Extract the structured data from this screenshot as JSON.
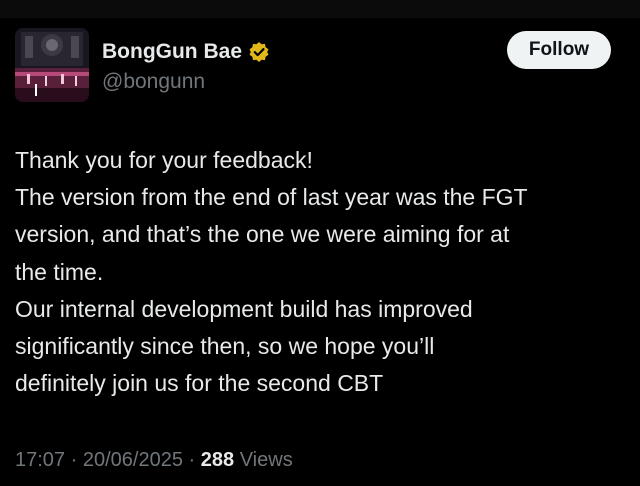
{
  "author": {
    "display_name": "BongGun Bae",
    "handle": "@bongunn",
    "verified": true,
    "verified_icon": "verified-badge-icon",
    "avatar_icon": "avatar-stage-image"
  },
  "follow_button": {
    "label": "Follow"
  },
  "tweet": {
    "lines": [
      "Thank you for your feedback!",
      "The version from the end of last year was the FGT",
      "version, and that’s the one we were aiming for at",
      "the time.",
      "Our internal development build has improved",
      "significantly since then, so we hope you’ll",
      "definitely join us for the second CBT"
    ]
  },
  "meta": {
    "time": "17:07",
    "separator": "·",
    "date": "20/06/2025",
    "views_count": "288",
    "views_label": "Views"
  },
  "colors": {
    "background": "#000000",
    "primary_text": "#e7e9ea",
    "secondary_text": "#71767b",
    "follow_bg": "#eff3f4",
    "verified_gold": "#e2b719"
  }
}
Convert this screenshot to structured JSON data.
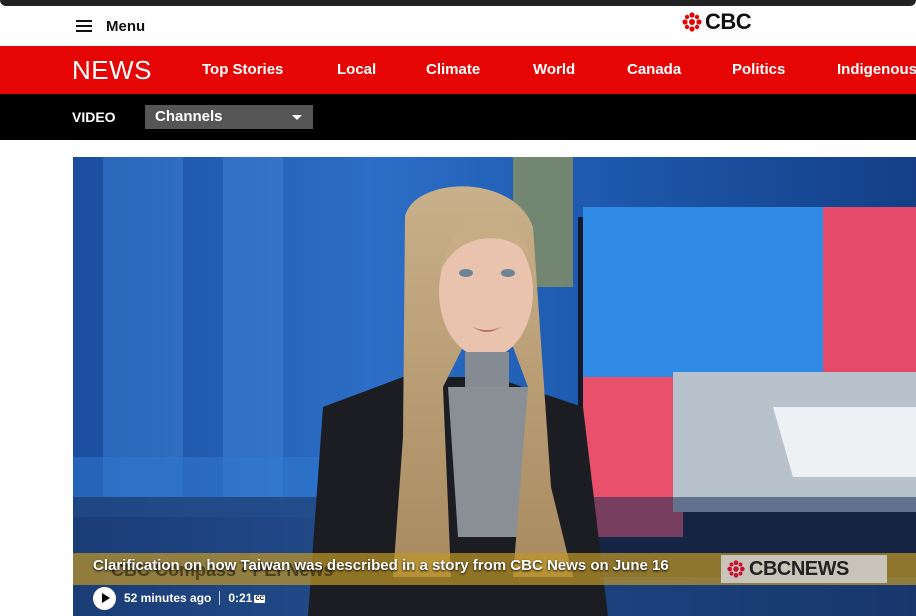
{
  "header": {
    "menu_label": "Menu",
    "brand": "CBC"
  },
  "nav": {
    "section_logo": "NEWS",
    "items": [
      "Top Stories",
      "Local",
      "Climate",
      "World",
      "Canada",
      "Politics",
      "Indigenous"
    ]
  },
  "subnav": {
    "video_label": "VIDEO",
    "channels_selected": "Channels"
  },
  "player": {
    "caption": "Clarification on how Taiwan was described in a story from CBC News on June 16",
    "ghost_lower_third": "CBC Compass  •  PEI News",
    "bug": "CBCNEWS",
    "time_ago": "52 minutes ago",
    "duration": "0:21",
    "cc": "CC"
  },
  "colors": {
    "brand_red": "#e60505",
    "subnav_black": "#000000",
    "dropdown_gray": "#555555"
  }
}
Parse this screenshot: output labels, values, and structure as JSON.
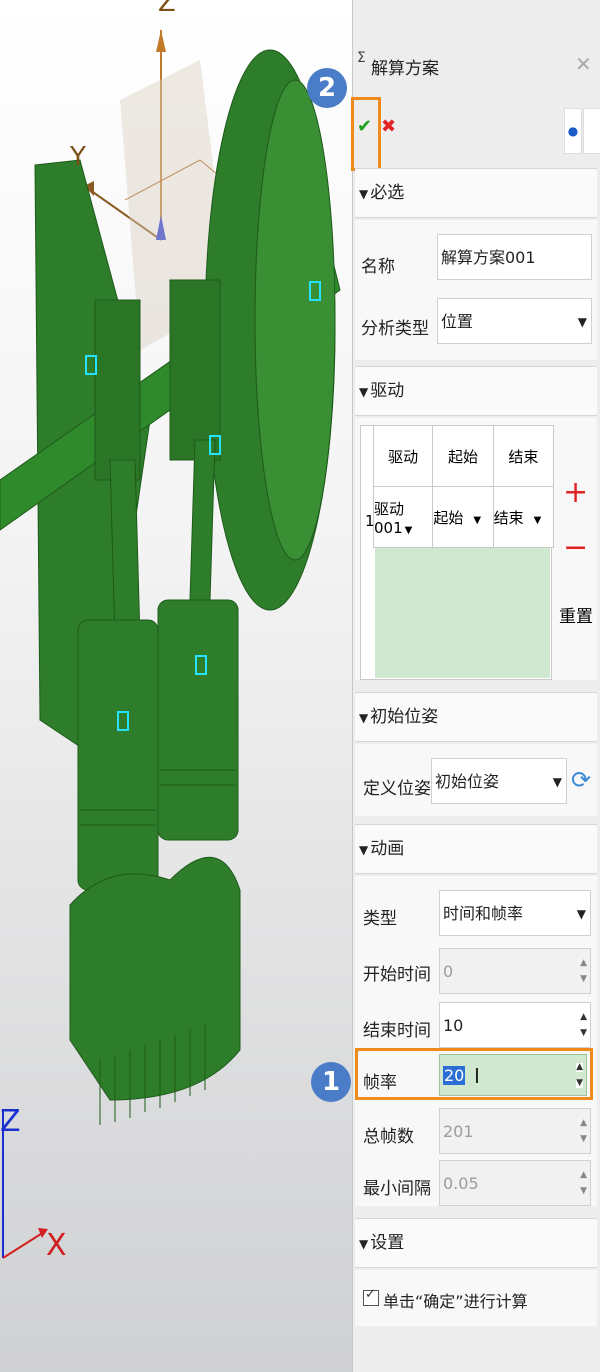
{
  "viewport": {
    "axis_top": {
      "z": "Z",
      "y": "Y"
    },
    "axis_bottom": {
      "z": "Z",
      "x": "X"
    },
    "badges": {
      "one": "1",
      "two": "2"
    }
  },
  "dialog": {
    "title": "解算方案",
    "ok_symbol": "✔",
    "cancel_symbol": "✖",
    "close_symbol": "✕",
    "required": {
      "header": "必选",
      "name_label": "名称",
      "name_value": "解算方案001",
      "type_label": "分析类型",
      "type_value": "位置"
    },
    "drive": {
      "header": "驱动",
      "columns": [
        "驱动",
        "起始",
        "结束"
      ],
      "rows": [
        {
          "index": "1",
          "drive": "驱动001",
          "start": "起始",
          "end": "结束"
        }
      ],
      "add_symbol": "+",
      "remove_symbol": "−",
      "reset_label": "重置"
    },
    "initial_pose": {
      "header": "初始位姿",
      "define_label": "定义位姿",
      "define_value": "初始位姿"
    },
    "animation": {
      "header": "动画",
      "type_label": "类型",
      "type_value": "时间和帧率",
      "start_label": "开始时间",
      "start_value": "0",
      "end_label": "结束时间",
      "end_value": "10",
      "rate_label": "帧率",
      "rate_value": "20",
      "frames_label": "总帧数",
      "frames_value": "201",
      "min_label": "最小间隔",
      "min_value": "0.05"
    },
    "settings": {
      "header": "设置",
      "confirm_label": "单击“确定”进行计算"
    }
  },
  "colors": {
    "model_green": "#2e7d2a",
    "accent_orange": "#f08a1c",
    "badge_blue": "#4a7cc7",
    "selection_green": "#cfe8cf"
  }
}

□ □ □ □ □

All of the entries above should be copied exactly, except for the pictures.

■ **TASK SOLUTION**:
Extract the structured data from this screenshot as JSON.
{
  "author": {
    "display_name": "BongGun Bae",
    "handle": "@bongunn",
    "verified": true,
    "verified_icon": "verified-badge-icon",
    "avatar_icon": "avatar-stage-image"
  },
  "follow_button": {
    "label": "Follow"
  },
  "tweet": {
    "lines": [
      "Thank you for your feedback!",
      "The version from the end of last year was the FGT",
      "version, and that’s the one we were aiming for at",
      "the time.",
      "Our internal development build has improved",
      "significantly since then, so we hope you’ll",
      "definitely join us for the second CBT"
    ]
  },
  "meta": {
    "time": "17:07",
    "separator": "·",
    "date": "20/06/2025",
    "views_count": "288",
    "views_label": "Views"
  },
  "colors": {
    "background": "#000000",
    "primary_text": "#e7e9ea",
    "secondary_text": "#71767b",
    "follow_bg": "#eff3f4",
    "verified_gold": "#e2b719"
  }
}
Convert this screenshot to structured JSON data.
{
  "header": {
    "menu_label": "Menu",
    "brand": "CBC"
  },
  "nav": {
    "section_logo": "NEWS",
    "items": [
      "Top Stories",
      "Local",
      "Climate",
      "World",
      "Canada",
      "Politics",
      "Indigenous"
    ]
  },
  "subnav": {
    "video_label": "VIDEO",
    "channels_selected": "Channels"
  },
  "player": {
    "caption": "Clarification on how Taiwan was described in a story from CBC News on June 16",
    "ghost_lower_third": "CBC Compass  •  PEI News",
    "bug": "CBCNEWS",
    "time_ago": "52 minutes ago",
    "duration": "0:21",
    "cc": "CC"
  },
  "colors": {
    "brand_red": "#e60505",
    "subnav_black": "#000000",
    "dropdown_gray": "#555555"
  }
}
Parse this screenshot: output labels, values, and structure as JSON.
{
  "viewport": {
    "axis_top": {
      "z": "Z",
      "y": "Y"
    },
    "axis_bottom": {
      "z": "Z",
      "x": "X"
    },
    "badges": {
      "one": "1",
      "two": "2"
    }
  },
  "dialog": {
    "title": "解算方案",
    "ok_symbol": "✔",
    "cancel_symbol": "✖",
    "close_symbol": "✕",
    "required": {
      "header": "必选",
      "name_label": "名称",
      "name_value": "解算方案001",
      "type_label": "分析类型",
      "type_value": "位置"
    },
    "drive": {
      "header": "驱动",
      "columns": [
        "驱动",
        "起始",
        "结束"
      ],
      "rows": [
        {
          "index": "1",
          "drive": "驱动001",
          "start": "起始",
          "end": "结束"
        }
      ],
      "add_symbol": "+",
      "remove_symbol": "−",
      "reset_label": "重置"
    },
    "initial_pose": {
      "header": "初始位姿",
      "define_label": "定义位姿",
      "define_value": "初始位姿"
    },
    "animation": {
      "header": "动画",
      "type_label": "类型",
      "type_value": "时间和帧率",
      "start_label": "开始时间",
      "start_value": "0",
      "end_label": "结束时间",
      "end_value": "10",
      "rate_label": "帧率",
      "rate_value": "20",
      "frames_label": "总帧数",
      "frames_value": "201",
      "min_label": "最小间隔",
      "min_value": "0.05"
    },
    "settings": {
      "header": "设置",
      "confirm_label": "单击“确定”进行计算"
    }
  },
  "colors": {
    "model_green": "#2e7d2a",
    "accent_orange": "#f08a1c",
    "badge_blue": "#4a7cc7",
    "selection_green": "#cfe8cf"
  }
}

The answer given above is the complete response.